MATERIAL SUPPLIED >>
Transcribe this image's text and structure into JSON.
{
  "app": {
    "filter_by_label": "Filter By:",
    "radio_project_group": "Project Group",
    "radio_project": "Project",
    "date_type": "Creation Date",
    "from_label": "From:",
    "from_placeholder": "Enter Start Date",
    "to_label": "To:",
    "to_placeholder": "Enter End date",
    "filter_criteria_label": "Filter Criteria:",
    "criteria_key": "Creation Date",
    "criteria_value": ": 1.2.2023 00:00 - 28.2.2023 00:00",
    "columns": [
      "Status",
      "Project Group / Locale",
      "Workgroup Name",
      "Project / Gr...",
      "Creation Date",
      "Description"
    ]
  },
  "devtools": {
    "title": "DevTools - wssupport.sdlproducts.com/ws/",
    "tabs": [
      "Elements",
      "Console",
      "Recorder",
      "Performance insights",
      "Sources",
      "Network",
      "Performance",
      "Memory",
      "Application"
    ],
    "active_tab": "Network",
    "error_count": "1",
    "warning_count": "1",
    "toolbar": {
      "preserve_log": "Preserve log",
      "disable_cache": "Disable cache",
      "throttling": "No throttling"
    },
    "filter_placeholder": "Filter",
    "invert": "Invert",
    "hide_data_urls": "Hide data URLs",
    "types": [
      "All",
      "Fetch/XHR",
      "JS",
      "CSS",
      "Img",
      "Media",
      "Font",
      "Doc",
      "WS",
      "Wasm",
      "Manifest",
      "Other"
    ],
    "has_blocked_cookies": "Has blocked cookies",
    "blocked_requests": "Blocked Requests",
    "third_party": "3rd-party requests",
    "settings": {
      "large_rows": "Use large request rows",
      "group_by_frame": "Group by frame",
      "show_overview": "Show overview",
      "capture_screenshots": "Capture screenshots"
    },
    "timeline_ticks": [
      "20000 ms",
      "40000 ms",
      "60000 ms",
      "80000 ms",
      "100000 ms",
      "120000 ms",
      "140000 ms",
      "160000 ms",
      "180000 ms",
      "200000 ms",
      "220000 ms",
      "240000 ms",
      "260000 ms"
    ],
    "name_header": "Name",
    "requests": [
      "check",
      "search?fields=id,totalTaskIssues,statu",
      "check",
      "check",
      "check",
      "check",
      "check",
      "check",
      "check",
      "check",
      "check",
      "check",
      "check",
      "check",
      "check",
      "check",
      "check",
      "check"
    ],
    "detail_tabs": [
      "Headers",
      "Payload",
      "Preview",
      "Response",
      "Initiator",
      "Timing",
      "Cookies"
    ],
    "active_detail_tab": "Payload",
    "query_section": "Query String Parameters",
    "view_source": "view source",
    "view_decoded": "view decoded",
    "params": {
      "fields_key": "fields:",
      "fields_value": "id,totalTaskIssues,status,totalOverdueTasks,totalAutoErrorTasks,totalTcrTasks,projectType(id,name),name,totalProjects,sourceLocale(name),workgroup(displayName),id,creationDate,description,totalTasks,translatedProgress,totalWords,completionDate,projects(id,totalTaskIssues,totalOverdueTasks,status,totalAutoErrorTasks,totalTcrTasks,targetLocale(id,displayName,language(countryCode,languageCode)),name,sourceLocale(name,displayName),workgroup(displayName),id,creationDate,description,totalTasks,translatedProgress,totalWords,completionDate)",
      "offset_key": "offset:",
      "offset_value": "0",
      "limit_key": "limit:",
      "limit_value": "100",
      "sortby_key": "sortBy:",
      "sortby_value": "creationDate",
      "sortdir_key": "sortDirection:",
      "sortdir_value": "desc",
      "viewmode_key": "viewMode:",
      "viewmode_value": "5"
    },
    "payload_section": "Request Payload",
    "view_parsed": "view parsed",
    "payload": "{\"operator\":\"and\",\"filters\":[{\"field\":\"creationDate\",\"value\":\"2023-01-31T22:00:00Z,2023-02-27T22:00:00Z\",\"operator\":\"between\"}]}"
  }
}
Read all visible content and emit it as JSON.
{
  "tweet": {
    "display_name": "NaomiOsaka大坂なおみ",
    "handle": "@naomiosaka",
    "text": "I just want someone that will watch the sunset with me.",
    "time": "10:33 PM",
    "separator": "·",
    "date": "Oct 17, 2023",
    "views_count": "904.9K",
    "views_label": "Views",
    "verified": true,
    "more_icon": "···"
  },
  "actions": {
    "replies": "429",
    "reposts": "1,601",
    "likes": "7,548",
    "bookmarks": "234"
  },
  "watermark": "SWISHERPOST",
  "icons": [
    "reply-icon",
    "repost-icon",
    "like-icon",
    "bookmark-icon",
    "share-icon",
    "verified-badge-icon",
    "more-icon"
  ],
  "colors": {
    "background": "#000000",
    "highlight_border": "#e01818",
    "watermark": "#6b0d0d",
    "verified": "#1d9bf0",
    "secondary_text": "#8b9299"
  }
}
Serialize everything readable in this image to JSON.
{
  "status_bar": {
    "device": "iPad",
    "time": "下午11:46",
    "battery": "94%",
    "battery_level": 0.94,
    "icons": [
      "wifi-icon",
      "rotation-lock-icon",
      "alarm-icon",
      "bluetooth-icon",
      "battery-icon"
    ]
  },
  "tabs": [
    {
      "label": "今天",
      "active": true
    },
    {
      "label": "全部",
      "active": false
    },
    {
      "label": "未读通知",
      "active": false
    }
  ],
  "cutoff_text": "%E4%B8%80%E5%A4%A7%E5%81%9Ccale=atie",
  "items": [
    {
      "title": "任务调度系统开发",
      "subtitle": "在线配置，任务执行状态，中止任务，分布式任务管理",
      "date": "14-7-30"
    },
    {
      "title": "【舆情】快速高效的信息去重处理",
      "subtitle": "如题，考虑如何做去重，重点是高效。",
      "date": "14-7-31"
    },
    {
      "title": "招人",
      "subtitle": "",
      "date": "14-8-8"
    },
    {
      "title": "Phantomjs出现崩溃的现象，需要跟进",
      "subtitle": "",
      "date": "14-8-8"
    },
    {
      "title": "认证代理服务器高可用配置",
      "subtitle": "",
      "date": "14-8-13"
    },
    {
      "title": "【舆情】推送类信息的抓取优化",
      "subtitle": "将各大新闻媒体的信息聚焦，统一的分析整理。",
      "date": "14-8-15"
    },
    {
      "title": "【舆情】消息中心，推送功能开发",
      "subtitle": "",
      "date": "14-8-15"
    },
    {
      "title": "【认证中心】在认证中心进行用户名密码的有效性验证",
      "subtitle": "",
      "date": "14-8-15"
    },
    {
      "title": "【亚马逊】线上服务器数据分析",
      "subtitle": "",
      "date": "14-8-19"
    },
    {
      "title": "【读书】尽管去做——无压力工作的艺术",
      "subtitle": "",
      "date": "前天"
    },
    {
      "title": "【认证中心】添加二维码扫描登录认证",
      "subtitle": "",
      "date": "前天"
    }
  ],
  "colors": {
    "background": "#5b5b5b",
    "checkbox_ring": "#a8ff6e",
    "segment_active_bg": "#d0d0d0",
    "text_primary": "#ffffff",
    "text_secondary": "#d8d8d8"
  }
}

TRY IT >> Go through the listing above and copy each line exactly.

OUTPUT BELOW >>
Transcribe this image's text and structure into JSON.
{
  "app": {
    "filter_by_label": "Filter By:",
    "radio_project_group": "Project Group",
    "radio_project": "Project",
    "date_type": "Creation Date",
    "from_label": "From:",
    "from_placeholder": "Enter Start Date",
    "to_label": "To:",
    "to_placeholder": "Enter End date",
    "filter_criteria_label": "Filter Criteria:",
    "criteria_key": "Creation Date",
    "criteria_value": ": 1.2.2023 00:00 - 28.2.2023 00:00",
    "columns": [
      "Status",
      "Project Group / Locale",
      "Workgroup Name",
      "Project / Gr...",
      "Creation Date",
      "Description"
    ]
  },
  "devtools": {
    "title": "DevTools - wssupport.sdlproducts.com/ws/",
    "tabs": [
      "Elements",
      "Console",
      "Recorder",
      "Performance insights",
      "Sources",
      "Network",
      "Performance",
      "Memory",
      "Application"
    ],
    "active_tab": "Network",
    "error_count": "1",
    "warning_count": "1",
    "toolbar": {
      "preserve_log": "Preserve log",
      "disable_cache": "Disable cache",
      "throttling": "No throttling"
    },
    "filter_placeholder": "Filter",
    "invert": "Invert",
    "hide_data_urls": "Hide data URLs",
    "types": [
      "All",
      "Fetch/XHR",
      "JS",
      "CSS",
      "Img",
      "Media",
      "Font",
      "Doc",
      "WS",
      "Wasm",
      "Manifest",
      "Other"
    ],
    "has_blocked_cookies": "Has blocked cookies",
    "blocked_requests": "Blocked Requests",
    "third_party": "3rd-party requests",
    "settings": {
      "large_rows": "Use large request rows",
      "group_by_frame": "Group by frame",
      "show_overview": "Show overview",
      "capture_screenshots": "Capture screenshots"
    },
    "timeline_ticks": [
      "20000 ms",
      "40000 ms",
      "60000 ms",
      "80000 ms",
      "100000 ms",
      "120000 ms",
      "140000 ms",
      "160000 ms",
      "180000 ms",
      "200000 ms",
      "220000 ms",
      "240000 ms",
      "260000 ms"
    ],
    "name_header": "Name",
    "requests": [
      "check",
      "search?fields=id,totalTaskIssues,statu",
      "check",
      "check",
      "check",
      "check",
      "check",
      "check",
      "check",
      "check",
      "check",
      "check",
      "check",
      "check",
      "check",
      "check",
      "check",
      "check"
    ],
    "detail_tabs": [
      "Headers",
      "Payload",
      "Preview",
      "Response",
      "Initiator",
      "Timing",
      "Cookies"
    ],
    "active_detail_tab": "Payload",
    "query_section": "Query String Parameters",
    "view_source": "view source",
    "view_decoded": "view decoded",
    "params": {
      "fields_key": "fields:",
      "fields_value": "id,totalTaskIssues,status,totalOverdueTasks,totalAutoErrorTasks,totalTcrTasks,projectType(id,name),name,totalProjects,sourceLocale(name),workgroup(displayName),id,creationDate,description,totalTasks,translatedProgress,totalWords,completionDate,projects(id,totalTaskIssues,totalOverdueTasks,status,totalAutoErrorTasks,totalTcrTasks,targetLocale(id,displayName,language(countryCode,languageCode)),name,sourceLocale(name,displayName),workgroup(displayName),id,creationDate,description,totalTasks,translatedProgress,totalWords,completionDate)",
      "offset_key": "offset:",
      "offset_value": "0",
      "limit_key": "limit:",
      "limit_value": "100",
      "sortby_key": "sortBy:",
      "sortby_value": "creationDate",
      "sortdir_key": "sortDirection:",
      "sortdir_value": "desc",
      "viewmode_key": "viewMode:",
      "viewmode_value": "5"
    },
    "payload_section": "Request Payload",
    "view_parsed": "view parsed",
    "payload": "{\"operator\":\"and\",\"filters\":[{\"field\":\"creationDate\",\"value\":\"2023-01-31T22:00:00Z,2023-02-27T22:00:00Z\",\"operator\":\"between\"}]}"
  }
}
Read all visible content and emit it as JSON.
{
  "tweet": {
    "display_name": "NaomiOsaka大坂なおみ",
    "handle": "@naomiosaka",
    "text": "I just want someone that will watch the sunset with me.",
    "time": "10:33 PM",
    "separator": "·",
    "date": "Oct 17, 2023",
    "views_count": "904.9K",
    "views_label": "Views",
    "verified": true,
    "more_icon": "···"
  },
  "actions": {
    "replies": "429",
    "reposts": "1,601",
    "likes": "7,548",
    "bookmarks": "234"
  },
  "watermark": "SWISHERPOST",
  "icons": [
    "reply-icon",
    "repost-icon",
    "like-icon",
    "bookmark-icon",
    "share-icon",
    "verified-badge-icon",
    "more-icon"
  ],
  "colors": {
    "background": "#000000",
    "highlight_border": "#e01818",
    "watermark": "#6b0d0d",
    "verified": "#1d9bf0",
    "secondary_text": "#8b9299"
  }
}
Serialize everything readable in this image to JSON.
{
  "status_bar": {
    "device": "iPad",
    "time": "下午11:46",
    "battery": "94%",
    "battery_level": 0.94,
    "icons": [
      "wifi-icon",
      "rotation-lock-icon",
      "alarm-icon",
      "bluetooth-icon",
      "battery-icon"
    ]
  },
  "tabs": [
    {
      "label": "今天",
      "active": true
    },
    {
      "label": "全部",
      "active": false
    },
    {
      "label": "未读通知",
      "active": false
    }
  ],
  "cutoff_text": "%E4%B8%80%E5%A4%A7%E5%81%9Ccale=atie",
  "items": [
    {
      "title": "任务调度系统开发",
      "subtitle": "在线配置，任务执行状态，中止任务，分布式任务管理",
      "date": "14-7-30"
    },
    {
      "title": "【舆情】快速高效的信息去重处理",
      "subtitle": "如题，考虑如何做去重，重点是高效。",
      "date": "14-7-31"
    },
    {
      "title": "招人",
      "subtitle": "",
      "date": "14-8-8"
    },
    {
      "title": "Phantomjs出现崩溃的现象，需要跟进",
      "subtitle": "",
      "date": "14-8-8"
    },
    {
      "title": "认证代理服务器高可用配置",
      "subtitle": "",
      "date": "14-8-13"
    },
    {
      "title": "【舆情】推送类信息的抓取优化",
      "subtitle": "将各大新闻媒体的信息聚焦，统一的分析整理。",
      "date": "14-8-15"
    },
    {
      "title": "【舆情】消息中心，推送功能开发",
      "subtitle": "",
      "date": "14-8-15"
    },
    {
      "title": "【认证中心】在认证中心进行用户名密码的有效性验证",
      "subtitle": "",
      "date": "14-8-15"
    },
    {
      "title": "【亚马逊】线上服务器数据分析",
      "subtitle": "",
      "date": "14-8-19"
    },
    {
      "title": "【读书】尽管去做——无压力工作的艺术",
      "subtitle": "",
      "date": "前天"
    },
    {
      "title": "【认证中心】添加二维码扫描登录认证",
      "subtitle": "",
      "date": "前天"
    }
  ],
  "colors": {
    "background": "#5b5b5b",
    "checkbox_ring": "#a8ff6e",
    "segment_active_bg": "#d0d0d0",
    "text_primary": "#ffffff",
    "text_secondary": "#d8d8d8"
  }
}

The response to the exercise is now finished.